## About this task
Return each of the entries below word for word.

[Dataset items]
# # #
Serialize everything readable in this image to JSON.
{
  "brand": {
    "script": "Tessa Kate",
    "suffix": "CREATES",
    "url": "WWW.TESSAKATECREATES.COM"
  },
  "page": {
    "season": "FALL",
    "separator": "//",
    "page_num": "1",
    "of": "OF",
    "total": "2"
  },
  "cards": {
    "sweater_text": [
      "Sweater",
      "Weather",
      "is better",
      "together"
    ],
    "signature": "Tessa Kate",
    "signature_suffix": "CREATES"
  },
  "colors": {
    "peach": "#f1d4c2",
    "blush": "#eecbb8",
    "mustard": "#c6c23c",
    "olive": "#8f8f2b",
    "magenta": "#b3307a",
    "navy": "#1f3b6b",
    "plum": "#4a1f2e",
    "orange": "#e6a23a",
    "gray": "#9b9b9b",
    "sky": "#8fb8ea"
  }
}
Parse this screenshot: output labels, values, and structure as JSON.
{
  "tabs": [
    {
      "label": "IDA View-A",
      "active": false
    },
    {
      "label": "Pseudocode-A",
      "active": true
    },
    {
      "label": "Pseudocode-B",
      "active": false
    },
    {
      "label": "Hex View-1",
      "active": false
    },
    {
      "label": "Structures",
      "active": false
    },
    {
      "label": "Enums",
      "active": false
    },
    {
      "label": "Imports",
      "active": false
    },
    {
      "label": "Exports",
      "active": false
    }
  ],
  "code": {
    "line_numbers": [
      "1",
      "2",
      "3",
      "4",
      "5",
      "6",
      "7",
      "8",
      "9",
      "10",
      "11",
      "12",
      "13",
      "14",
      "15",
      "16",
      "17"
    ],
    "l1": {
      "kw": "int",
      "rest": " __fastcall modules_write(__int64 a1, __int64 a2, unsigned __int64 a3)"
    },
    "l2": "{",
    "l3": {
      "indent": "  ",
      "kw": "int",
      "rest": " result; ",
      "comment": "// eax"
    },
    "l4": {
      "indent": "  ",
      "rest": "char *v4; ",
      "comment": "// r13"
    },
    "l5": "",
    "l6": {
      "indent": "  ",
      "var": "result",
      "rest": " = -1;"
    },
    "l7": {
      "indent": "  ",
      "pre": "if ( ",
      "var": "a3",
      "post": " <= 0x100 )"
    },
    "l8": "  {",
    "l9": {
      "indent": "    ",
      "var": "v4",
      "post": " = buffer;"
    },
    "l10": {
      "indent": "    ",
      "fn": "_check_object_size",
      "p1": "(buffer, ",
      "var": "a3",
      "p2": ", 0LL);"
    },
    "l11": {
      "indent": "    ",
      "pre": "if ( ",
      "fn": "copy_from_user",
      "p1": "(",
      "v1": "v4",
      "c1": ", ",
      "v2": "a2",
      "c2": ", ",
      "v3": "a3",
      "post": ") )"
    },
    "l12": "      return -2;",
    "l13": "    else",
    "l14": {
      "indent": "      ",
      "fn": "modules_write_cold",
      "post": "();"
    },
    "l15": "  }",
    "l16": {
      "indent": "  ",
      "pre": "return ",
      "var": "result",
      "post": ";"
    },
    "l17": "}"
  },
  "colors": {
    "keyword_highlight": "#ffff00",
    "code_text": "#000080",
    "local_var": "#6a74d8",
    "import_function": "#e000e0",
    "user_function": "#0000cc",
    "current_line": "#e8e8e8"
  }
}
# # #
## Task solution
Serialize everything readable in this image to JSON.
{
  "brand": {
    "script": "Tessa Kate",
    "suffix": "CREATES",
    "url": "WWW.TESSAKATECREATES.COM"
  },
  "page": {
    "season": "FALL",
    "separator": "//",
    "page_num": "1",
    "of": "OF",
    "total": "2"
  },
  "cards": {
    "sweater_text": [
      "Sweater",
      "Weather",
      "is better",
      "together"
    ],
    "signature": "Tessa Kate",
    "signature_suffix": "CREATES"
  },
  "colors": {
    "peach": "#f1d4c2",
    "blush": "#eecbb8",
    "mustard": "#c6c23c",
    "olive": "#8f8f2b",
    "magenta": "#b3307a",
    "navy": "#1f3b6b",
    "plum": "#4a1f2e",
    "orange": "#e6a23a",
    "gray": "#9b9b9b",
    "sky": "#8fb8ea"
  }
}
Parse this screenshot: output labels, values, and structure as JSON.
{
  "tabs": [
    {
      "label": "IDA View-A",
      "active": false
    },
    {
      "label": "Pseudocode-A",
      "active": true
    },
    {
      "label": "Pseudocode-B",
      "active": false
    },
    {
      "label": "Hex View-1",
      "active": false
    },
    {
      "label": "Structures",
      "active": false
    },
    {
      "label": "Enums",
      "active": false
    },
    {
      "label": "Imports",
      "active": false
    },
    {
      "label": "Exports",
      "active": false
    }
  ],
  "code": {
    "line_numbers": [
      "1",
      "2",
      "3",
      "4",
      "5",
      "6",
      "7",
      "8",
      "9",
      "10",
      "11",
      "12",
      "13",
      "14",
      "15",
      "16",
      "17"
    ],
    "l1": {
      "kw": "int",
      "rest": " __fastcall modules_write(__int64 a1, __int64 a2, unsigned __int64 a3)"
    },
    "l2": "{",
    "l3": {
      "indent": "  ",
      "kw": "int",
      "rest": " result; ",
      "comment": "// eax"
    },
    "l4": {
      "indent": "  ",
      "rest": "char *v4; ",
      "comment": "// r13"
    },
    "l5": "",
    "l6": {
      "indent": "  ",
      "var": "result",
      "rest": " = -1;"
    },
    "l7": {
      "indent": "  ",
      "pre": "if ( ",
      "var": "a3",
      "post": " <= 0x100 )"
    },
    "l8": "  {",
    "l9": {
      "indent": "    ",
      "var": "v4",
      "post": " = buffer;"
    },
    "l10": {
      "indent": "    ",
      "fn": "_check_object_size",
      "p1": "(buffer, ",
      "var": "a3",
      "p2": ", 0LL);"
    },
    "l11": {
      "indent": "    ",
      "pre": "if ( ",
      "fn": "copy_from_user",
      "p1": "(",
      "v1": "v4",
      "c1": ", ",
      "v2": "a2",
      "c2": ", ",
      "v3": "a3",
      "post": ") )"
    },
    "l12": "      return -2;",
    "l13": "    else",
    "l14": {
      "indent": "      ",
      "fn": "modules_write_cold",
      "post": "();"
    },
    "l15": "  }",
    "l16": {
      "indent": "  ",
      "pre": "return ",
      "var": "result",
      "post": ";"
    },
    "l17": "}"
  },
  "colors": {
    "keyword_highlight": "#ffff00",
    "code_text": "#000080",
    "local_var": "#6a74d8",
    "import_function": "#e000e0",
    "user_function": "#0000cc",
    "current_line": "#e8e8e8"
  }
}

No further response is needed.